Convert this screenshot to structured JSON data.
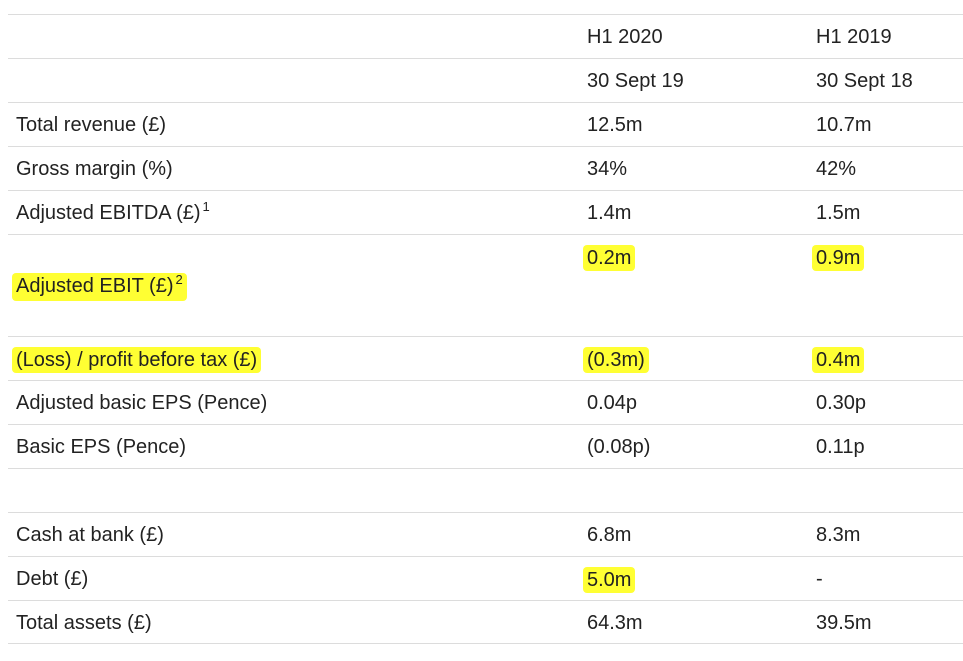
{
  "header": {
    "col1": "H1 2020",
    "col2": "H1 2019",
    "date1": "30 Sept 19",
    "date2": "30 Sept 18"
  },
  "rows": [
    {
      "label": "Total revenue (£)",
      "v1": "12.5m",
      "v2": "10.7m"
    },
    {
      "label": "Gross margin (%)",
      "v1": "34%",
      "v2": "42%"
    },
    {
      "label": "Adjusted EBITDA (£)",
      "sup": "1",
      "v1": "1.4m",
      "v2": "1.5m"
    },
    {
      "label": "Adjusted EBIT (£)",
      "sup": "2",
      "v1": "0.2m",
      "v2": "0.9m"
    },
    {
      "label": "(Loss) / profit before tax (£)",
      "v1": "(0.3m)",
      "v2": "0.4m"
    },
    {
      "label": "Adjusted basic EPS (Pence)",
      "v1": "0.04p",
      "v2": "0.30p"
    },
    {
      "label": "Basic EPS (Pence)",
      "v1": "(0.08p)",
      "v2": "0.11p"
    },
    {
      "label": "Cash at bank (£)",
      "v1": "6.8m",
      "v2": "8.3m"
    },
    {
      "label": "Debt (£)",
      "v1": "5.0m",
      "v2": "-"
    },
    {
      "label": "Total assets (£)",
      "v1": "64.3m",
      "v2": "39.5m"
    }
  ],
  "highlight_color": "#ffff33",
  "border_color": "#dcdcdc"
}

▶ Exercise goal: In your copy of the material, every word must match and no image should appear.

▶ Answer to this problem:
Convert this screenshot to structured JSON data.
{
  "header": {
    "col1": "H1 2020",
    "col2": "H1 2019",
    "date1": "30 Sept 19",
    "date2": "30 Sept 18"
  },
  "rows": [
    {
      "label": "Total revenue (£)",
      "v1": "12.5m",
      "v2": "10.7m"
    },
    {
      "label": "Gross margin (%)",
      "v1": "34%",
      "v2": "42%"
    },
    {
      "label": "Adjusted EBITDA (£)",
      "sup": "1",
      "v1": "1.4m",
      "v2": "1.5m"
    },
    {
      "label": "Adjusted EBIT (£)",
      "sup": "2",
      "v1": "0.2m",
      "v2": "0.9m"
    },
    {
      "label": "(Loss) / profit before tax (£)",
      "v1": "(0.3m)",
      "v2": "0.4m"
    },
    {
      "label": "Adjusted basic EPS (Pence)",
      "v1": "0.04p",
      "v2": "0.30p"
    },
    {
      "label": "Basic EPS (Pence)",
      "v1": "(0.08p)",
      "v2": "0.11p"
    },
    {
      "label": "Cash at bank (£)",
      "v1": "6.8m",
      "v2": "8.3m"
    },
    {
      "label": "Debt (£)",
      "v1": "5.0m",
      "v2": "-"
    },
    {
      "label": "Total assets (£)",
      "v1": "64.3m",
      "v2": "39.5m"
    }
  ],
  "highlight_color": "#ffff33",
  "border_color": "#dcdcdc"
}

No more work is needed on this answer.